Assignment.
In the listing below, count the lines containing the string "items". Reply with that number only.

Excerpted records.
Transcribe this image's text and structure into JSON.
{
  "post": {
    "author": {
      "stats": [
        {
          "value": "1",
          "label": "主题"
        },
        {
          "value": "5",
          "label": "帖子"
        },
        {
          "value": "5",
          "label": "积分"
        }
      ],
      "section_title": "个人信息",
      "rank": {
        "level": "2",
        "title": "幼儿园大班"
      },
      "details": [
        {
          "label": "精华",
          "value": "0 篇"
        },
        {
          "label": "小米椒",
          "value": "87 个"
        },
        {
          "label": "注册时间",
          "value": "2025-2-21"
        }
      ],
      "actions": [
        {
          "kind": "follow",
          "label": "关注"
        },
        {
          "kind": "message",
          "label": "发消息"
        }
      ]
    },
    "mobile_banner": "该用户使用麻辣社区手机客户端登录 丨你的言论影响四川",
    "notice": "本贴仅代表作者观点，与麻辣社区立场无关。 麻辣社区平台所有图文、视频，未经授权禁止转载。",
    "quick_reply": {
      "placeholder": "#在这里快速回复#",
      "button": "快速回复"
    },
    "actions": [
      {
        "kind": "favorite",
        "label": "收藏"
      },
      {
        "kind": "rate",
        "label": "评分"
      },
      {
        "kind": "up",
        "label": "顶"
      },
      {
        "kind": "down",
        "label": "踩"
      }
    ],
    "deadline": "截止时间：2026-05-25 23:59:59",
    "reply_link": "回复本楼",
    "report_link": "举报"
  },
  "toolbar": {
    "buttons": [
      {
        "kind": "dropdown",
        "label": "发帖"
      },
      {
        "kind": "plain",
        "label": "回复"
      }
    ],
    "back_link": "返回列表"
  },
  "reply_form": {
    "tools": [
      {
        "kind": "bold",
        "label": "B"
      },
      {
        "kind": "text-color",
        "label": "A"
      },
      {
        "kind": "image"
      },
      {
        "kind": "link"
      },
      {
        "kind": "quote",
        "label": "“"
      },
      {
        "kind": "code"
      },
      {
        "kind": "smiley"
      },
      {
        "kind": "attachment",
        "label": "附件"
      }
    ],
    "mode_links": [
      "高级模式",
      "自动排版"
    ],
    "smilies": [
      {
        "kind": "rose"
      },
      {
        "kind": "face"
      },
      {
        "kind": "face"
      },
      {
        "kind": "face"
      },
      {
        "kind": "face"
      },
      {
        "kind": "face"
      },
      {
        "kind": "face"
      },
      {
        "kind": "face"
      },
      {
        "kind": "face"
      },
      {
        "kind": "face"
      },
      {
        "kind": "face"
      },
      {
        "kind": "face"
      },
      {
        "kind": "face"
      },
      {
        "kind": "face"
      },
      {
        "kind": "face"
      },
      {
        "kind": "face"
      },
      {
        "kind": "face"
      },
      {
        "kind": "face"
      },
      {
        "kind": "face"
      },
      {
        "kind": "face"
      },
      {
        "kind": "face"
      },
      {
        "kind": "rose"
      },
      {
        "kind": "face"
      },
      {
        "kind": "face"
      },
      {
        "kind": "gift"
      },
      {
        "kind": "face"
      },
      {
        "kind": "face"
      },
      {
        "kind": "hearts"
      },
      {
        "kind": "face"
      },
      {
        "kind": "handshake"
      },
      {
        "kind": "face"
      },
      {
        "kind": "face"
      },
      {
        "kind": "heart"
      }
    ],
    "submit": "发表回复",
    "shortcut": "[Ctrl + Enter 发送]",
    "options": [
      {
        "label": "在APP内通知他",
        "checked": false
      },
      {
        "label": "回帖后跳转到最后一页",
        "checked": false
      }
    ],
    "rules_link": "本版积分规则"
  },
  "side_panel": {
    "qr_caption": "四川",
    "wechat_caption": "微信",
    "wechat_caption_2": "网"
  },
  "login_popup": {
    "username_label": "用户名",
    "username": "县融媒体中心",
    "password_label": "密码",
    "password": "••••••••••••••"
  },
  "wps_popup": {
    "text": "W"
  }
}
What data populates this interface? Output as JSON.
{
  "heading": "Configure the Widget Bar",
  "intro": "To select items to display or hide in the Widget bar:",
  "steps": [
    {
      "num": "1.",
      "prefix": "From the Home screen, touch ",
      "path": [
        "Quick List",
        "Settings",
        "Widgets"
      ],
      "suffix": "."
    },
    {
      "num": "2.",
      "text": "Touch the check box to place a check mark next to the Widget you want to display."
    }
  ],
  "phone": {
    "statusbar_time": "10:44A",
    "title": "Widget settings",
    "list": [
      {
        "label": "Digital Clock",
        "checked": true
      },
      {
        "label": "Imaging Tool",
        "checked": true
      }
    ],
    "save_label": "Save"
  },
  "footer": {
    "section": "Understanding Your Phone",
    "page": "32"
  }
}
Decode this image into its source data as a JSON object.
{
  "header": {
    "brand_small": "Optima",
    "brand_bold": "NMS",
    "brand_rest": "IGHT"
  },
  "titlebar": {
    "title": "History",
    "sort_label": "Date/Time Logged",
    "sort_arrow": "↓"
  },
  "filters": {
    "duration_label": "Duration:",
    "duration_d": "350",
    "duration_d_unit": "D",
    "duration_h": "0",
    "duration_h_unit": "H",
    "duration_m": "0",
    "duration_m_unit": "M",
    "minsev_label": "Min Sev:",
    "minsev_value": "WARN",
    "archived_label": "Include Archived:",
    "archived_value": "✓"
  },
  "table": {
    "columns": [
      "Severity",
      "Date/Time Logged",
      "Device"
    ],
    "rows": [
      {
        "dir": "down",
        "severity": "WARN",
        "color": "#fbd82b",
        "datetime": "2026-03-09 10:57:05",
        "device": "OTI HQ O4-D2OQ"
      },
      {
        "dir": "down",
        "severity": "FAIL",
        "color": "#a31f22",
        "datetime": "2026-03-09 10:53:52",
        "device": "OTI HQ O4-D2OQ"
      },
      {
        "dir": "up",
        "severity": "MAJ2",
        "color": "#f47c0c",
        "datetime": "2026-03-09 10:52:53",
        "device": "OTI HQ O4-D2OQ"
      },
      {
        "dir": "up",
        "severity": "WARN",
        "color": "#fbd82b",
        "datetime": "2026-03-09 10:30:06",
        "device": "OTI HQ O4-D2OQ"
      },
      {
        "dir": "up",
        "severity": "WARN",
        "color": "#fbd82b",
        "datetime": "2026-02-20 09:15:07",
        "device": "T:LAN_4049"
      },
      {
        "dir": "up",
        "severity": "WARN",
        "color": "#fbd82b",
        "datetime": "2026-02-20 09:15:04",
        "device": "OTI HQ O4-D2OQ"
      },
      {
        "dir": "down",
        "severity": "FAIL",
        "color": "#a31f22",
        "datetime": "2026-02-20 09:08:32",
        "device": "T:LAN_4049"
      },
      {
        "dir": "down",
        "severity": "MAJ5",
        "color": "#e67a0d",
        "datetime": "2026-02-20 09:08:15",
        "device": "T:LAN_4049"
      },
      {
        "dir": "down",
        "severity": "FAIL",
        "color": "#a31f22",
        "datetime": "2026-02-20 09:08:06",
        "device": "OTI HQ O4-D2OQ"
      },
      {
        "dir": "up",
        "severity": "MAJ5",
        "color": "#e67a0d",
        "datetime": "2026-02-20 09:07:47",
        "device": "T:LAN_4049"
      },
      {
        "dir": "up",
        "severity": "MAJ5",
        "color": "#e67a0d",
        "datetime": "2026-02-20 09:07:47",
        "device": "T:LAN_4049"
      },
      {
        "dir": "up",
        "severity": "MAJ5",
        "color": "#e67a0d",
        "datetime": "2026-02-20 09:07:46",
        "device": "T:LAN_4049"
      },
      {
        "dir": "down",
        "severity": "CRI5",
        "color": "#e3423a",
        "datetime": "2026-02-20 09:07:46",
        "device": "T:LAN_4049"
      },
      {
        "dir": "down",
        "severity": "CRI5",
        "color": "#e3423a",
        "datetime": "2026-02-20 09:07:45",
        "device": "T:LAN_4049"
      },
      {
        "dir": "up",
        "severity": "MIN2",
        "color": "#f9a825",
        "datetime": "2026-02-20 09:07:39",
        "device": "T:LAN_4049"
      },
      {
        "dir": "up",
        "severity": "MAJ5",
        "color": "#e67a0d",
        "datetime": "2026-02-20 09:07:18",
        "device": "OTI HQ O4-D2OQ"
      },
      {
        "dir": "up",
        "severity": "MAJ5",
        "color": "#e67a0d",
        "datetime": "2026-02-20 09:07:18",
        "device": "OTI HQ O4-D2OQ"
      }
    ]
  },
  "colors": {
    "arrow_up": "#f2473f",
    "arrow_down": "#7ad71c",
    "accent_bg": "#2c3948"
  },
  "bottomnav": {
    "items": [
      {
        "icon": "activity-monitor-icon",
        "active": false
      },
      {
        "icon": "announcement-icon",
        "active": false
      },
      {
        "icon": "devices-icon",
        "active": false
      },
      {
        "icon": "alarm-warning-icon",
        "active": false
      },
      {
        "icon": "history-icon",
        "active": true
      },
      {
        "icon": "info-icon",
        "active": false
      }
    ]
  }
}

Completed exercise.
2